Alfalfa leafcutting bees (Megachile rotundata) are managed, polylectic, solitary, cavity-nesting bees that are widely naturalized in North America. We selected M. rotundata as a model organism to validate the honey bee foraging data because they share some characteristics with other cavity nesting wild bees, but they are a tractable study system because they are commercially reared and can be purchased for study. At each of the three sites, we installed 15 nest box stations, each stocked with nesting materials and 160 M. rotundata cocoons, at varying distances and directions from the original honey bee hive locations. Most importantly, nest box stations were distributed across a range of honey bee foraging propensities, calculated as the mean foraging probability determined from our honey bee waggle dance decoding data, within a 300m buffer around each nest box. We hypothesized that honey bee foraging probability would positively correlate with M. rotundata cocoon production and survival.
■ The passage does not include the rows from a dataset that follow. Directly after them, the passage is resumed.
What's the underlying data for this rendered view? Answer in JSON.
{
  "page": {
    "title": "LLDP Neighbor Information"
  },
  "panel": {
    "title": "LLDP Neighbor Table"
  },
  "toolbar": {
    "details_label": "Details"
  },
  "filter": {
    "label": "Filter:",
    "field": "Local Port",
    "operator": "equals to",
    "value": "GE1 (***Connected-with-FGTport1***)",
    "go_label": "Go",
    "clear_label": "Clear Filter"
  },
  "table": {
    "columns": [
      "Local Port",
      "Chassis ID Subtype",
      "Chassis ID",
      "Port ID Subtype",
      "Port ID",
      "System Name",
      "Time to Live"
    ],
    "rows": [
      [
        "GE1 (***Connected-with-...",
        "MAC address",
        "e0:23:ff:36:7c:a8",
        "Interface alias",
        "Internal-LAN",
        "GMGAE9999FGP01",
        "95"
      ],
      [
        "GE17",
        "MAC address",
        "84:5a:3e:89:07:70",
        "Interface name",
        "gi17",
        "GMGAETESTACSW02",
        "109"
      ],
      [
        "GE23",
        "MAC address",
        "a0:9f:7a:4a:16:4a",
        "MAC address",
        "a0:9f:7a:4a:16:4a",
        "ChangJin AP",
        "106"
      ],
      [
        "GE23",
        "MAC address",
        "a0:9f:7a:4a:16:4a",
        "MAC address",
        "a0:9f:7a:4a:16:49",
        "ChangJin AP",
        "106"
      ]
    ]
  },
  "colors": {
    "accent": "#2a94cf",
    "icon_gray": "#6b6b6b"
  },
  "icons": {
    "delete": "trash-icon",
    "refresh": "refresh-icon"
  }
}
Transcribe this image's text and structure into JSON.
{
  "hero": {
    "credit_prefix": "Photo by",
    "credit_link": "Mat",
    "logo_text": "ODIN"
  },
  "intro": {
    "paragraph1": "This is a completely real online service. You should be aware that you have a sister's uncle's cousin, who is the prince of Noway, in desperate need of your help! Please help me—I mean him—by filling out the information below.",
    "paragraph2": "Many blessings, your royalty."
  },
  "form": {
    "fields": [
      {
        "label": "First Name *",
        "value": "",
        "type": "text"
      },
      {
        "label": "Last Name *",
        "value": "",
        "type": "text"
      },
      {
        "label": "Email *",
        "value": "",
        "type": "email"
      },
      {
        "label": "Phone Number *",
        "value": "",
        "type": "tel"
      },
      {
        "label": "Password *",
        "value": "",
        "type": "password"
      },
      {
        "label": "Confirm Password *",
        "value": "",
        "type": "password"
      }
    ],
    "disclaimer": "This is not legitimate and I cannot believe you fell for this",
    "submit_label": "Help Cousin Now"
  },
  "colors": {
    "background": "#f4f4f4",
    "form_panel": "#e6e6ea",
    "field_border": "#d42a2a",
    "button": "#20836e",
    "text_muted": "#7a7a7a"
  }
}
For two years (2021-2022) from May-August, we monitored the nest boxes and also collected data on the relative abundance of floral resources at each of the 15 stations per site. At the end of each season, we collected nesting materials and counted both M. rotundata along with incidental (i.e., non-M. rotundata) wild bee cocoons. M. rotundata cocoon productivity varied by location (log-likelihood ratio test: χ2 = 311.0, df = 2, p < 0.001), with Winchester as the most productive location (mean cocoon count (95% CI): 26.2 (23.7 to 28.9)), followed by Blacksburg (20.4 (18.2 to 22.9)), and Suffolk (4.4 (3.5 to 5.5)). The abundance of clover, both red and white, had a significant positive effect on ALCB productivity (log-likelihood ratio test: χ2 = 778.36, < 0.001). On the other hand, the number of ALCB cocoons decreased significantly with the count of Trypoxylon wasp cocoons present in the nest boxes (log-likelihood ratio test: χ2 = 54.37, < 0.001). Most importantly, we found that there was an overall negative relationship between honey bee foraging probability and alfalfa leafcutting bee cocoon productivity ((log-likelihood ratio test: χ2 = 55.42, < 0.001), where areas of higher honey bee foraging probability were associated with lower levels of alfalfa leafcutting bee productivity. This surprising result is in the opposite direction to our original hypothesis that preferred honey bee foraging areas in the landscape, as indicated by decoded waggle dance data, would be positively correlated with alfalfa leafcutting bee productivity. These data demonstrate that while honey bees may indeed act as bioindicators to other insect pollinators, this indication will likely be species and context specific and may even specify the opposite direction.



Honey Bee, Alfalfa Leafcutting Bee, waggle dance, bioindicator